On Monday, November 22nd, the Marine Fisheries Commission (MFC) called a special meeting to discuss reopening the menhaden fishery in the waters South of Cape Lookout, as well as, to discuss the recently passed regulations for Speckled Trout. The results of the meeting were mixed for the resource. The majority of the remarks during the three-hour marathon public comment period were made by the commercial sector.
At the request of Ocean Bait company, the commission considered opening the waters South of Cape Lookout to the commercial harvest of menhaden (note: Currently, there is an agreement between the Division of Marin Fisheries (DMF) and Omega Protein, the largest commercial menhaden reduction operation in the country, to not allow harvesting within one-mile of the coast in the waters South of Cape Lookout). A noteworthy argument was presented by a CCA NC member, that currently there are 10 large Omega menhaden reduction fishery boats off Ocracoke Island. In addition, schools of large Red Drum are under the menhaden bait pods on the East side of Cape Lookout, and the potential for bycatch killing of this critical brood stock is inevitable if the request was approved. In what was the only bright spot of the day, after a vote of 4-3, the waters South of Cape Lookout, within one-mile, will remain closed for the commercial harvest of menhaden. While a victory for the resource, CCA NC will continue to petition the MFC to officially eliminate the menhaden reduction fishery off of our coast.
The second item on the agenda was to reconsider the recently approved harvest restrictions for the commercial industry regarding the Speckled Trout Fisheries Management Plan. The rule, voted on and approved in the previous November MFC meeting, called for a complete commercial closure from December 15th through February 28th. These new regulations would have only reduced the harvest by 28.5 % and per recently enacted legislation, did not meet the requirements of Session Law 2010-13. Incredibly, after several deliberations, many motions and confusing moments by commission members, the commission finally approved, 6-1, the commercial harvest of Speckled Trout (possession and sale) will be prohibited year-round from midnight on Friday to midnight on Sunday. However, astonishingly, the commission ruled commercial nets are allowed to remain in the water with no attendance requirements during the weekends between December 1 and April 30.
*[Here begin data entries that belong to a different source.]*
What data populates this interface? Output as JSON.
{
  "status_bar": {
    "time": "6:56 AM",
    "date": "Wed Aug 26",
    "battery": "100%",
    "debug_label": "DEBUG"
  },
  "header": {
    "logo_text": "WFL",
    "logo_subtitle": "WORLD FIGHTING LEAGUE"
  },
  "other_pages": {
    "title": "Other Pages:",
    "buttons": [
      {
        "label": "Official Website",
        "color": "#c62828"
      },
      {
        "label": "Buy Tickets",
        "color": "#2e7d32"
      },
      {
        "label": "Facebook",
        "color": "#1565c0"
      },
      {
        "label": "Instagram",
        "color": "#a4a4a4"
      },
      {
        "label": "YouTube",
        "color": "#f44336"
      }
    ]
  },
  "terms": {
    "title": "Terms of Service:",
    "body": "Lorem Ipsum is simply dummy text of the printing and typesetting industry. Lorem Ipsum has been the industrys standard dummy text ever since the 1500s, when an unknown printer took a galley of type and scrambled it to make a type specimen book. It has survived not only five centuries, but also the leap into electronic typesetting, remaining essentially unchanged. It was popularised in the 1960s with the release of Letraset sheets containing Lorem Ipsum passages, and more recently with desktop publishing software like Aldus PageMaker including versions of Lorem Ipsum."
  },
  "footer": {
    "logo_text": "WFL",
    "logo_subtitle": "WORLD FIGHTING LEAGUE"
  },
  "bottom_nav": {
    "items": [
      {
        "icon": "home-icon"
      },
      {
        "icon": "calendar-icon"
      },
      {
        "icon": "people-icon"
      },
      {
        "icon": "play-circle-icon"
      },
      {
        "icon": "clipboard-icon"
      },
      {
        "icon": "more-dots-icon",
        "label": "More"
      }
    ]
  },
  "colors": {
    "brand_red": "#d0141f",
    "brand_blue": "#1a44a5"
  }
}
CCA NC strongly objects to this new revision. After the meeting on Monday, there is but one assumption that can be made about this commission: Its continued emphasis on commercial harvest greatly outweighs its concern for the resource. A statement was made during the public comment, “You need to start caring about the people more than the fish” and that is exactly what the commission accomplished with this ruling. CCA’s position is to take care of the resource and the resource will take care of the people.
In a related story, comments from the current appointed MFC scientist, said he ignored public comment unless it was in person or hand written. He stated he received hundreds of emails and that he put no stock in these remarks. If anglers were able to show up and read their statement in person, it would not be a three hour MFC public comment but a three day public comment. CCA NC expects ALL MFC commissioners to seriously consider and weigh all legally submitted comments regardless of the form in which the comments are received. CCA NC understands the commission members must spend additional time beyond public meetings to completely understand issues and consider public input. When they accept an appointment to the commission, they accept this responsibility.
CCA NC has a number of options it is considering to strike out this inadequate FMP. The bottom line is the management plan in place is against the law, and the blatant disregard for our coastal resources by most on this Commission cannot be continued nor accepted.